Exercise description:
Search term "content": please show all lines in the listing that contain it.

==== Material provided ====

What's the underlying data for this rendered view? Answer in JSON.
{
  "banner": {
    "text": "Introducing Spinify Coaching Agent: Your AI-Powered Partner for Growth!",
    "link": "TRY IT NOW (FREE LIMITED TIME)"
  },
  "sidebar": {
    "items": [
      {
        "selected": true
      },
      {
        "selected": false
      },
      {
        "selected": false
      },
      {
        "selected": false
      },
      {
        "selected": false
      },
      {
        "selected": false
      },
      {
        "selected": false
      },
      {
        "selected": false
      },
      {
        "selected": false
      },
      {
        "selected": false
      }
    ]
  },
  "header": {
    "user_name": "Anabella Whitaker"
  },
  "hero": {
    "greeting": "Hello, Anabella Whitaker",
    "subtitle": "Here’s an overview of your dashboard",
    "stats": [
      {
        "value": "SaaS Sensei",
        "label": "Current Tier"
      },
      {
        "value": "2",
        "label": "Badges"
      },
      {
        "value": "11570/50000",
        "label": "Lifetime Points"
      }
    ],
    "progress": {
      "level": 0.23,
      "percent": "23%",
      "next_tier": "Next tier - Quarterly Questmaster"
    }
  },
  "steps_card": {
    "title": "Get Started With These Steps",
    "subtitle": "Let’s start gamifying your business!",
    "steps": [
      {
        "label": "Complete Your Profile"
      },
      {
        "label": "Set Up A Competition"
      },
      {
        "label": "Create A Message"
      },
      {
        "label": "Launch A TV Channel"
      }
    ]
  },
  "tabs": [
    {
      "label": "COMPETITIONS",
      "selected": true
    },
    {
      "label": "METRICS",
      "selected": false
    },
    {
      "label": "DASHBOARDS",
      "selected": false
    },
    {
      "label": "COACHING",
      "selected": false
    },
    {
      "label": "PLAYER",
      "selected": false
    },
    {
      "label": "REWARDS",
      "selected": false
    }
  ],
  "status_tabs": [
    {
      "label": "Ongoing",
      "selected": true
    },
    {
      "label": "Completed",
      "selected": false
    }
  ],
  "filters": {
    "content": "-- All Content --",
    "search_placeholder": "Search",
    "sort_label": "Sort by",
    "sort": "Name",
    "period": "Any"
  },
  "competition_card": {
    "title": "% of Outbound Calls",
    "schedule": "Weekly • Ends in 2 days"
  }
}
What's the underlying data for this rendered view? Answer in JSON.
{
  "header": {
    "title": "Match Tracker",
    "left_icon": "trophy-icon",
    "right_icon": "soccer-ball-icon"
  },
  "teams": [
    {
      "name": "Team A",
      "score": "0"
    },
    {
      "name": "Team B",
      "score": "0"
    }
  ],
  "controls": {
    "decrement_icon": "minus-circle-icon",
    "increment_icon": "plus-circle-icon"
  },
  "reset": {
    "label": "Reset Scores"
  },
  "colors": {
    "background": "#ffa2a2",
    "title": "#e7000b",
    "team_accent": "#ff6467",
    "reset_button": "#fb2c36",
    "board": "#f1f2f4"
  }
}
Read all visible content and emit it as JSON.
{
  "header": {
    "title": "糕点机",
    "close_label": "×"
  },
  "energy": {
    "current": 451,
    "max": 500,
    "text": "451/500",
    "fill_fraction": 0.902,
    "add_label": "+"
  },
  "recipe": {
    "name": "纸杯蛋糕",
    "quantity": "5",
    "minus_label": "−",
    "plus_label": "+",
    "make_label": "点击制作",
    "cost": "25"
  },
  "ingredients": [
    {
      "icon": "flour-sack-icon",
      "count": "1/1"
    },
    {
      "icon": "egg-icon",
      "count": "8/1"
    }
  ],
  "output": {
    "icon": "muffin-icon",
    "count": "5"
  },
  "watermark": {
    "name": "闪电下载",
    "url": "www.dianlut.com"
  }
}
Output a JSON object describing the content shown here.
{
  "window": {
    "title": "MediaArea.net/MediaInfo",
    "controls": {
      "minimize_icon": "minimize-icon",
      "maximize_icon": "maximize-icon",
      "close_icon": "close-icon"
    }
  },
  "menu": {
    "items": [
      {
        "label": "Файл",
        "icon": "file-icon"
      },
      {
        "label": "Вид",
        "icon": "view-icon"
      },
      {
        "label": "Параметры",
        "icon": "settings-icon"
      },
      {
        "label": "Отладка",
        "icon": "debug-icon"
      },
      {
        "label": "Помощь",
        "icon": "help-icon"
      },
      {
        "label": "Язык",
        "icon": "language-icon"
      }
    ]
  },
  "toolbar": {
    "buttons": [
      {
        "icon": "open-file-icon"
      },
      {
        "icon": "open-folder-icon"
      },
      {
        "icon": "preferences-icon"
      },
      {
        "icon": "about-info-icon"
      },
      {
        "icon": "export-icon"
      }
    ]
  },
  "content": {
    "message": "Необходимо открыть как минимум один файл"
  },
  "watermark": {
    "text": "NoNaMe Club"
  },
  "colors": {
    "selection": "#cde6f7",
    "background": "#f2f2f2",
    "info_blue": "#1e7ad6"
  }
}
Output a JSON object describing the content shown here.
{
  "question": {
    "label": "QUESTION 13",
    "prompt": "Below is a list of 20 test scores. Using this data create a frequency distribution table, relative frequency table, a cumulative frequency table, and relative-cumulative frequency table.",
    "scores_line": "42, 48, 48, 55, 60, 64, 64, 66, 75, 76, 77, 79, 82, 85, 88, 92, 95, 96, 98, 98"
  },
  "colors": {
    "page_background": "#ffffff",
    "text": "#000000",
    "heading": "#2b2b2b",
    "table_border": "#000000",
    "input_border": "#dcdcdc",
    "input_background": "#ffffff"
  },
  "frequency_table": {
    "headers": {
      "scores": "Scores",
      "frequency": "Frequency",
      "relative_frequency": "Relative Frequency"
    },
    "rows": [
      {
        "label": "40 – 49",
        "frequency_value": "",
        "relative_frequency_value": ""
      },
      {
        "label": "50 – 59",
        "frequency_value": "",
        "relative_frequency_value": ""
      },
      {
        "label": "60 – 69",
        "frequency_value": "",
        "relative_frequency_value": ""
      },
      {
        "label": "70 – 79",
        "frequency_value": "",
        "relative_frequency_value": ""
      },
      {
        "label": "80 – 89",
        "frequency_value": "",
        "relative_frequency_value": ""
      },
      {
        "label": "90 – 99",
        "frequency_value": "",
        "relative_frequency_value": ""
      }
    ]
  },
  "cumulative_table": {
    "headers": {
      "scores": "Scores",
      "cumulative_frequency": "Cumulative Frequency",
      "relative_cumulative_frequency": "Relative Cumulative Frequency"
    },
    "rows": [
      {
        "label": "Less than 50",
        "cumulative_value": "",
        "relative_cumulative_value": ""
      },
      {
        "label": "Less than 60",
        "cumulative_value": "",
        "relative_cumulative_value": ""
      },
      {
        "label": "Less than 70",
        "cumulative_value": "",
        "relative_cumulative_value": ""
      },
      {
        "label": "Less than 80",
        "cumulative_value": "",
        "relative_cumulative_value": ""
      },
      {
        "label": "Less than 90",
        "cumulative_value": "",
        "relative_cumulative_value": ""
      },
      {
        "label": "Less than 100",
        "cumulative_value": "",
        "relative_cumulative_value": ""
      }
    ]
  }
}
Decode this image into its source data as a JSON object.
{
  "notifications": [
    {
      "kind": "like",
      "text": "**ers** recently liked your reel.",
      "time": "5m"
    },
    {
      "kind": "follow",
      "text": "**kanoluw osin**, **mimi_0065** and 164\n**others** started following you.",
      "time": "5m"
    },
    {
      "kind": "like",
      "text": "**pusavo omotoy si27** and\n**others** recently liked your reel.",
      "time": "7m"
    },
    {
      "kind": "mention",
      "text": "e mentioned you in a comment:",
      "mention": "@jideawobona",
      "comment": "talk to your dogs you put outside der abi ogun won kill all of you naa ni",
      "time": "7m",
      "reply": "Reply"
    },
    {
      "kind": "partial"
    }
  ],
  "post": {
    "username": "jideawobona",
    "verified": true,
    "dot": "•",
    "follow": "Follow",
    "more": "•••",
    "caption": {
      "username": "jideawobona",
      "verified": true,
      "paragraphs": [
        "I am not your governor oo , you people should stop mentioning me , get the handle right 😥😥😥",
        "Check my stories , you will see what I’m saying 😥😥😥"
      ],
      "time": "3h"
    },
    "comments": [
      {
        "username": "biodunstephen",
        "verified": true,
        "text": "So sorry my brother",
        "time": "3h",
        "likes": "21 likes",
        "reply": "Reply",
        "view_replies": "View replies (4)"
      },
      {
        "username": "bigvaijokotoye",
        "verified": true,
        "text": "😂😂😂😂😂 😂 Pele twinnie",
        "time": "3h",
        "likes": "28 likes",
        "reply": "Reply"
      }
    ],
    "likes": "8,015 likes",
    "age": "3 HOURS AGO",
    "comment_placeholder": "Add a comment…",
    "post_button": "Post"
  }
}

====

Response to this task:
    "content": "-- All Content --",
Read all visible content and emit it as JSON.
Output a JSON object describing the content shown here.
  "content": {
Output a JSON object describing the content shown here.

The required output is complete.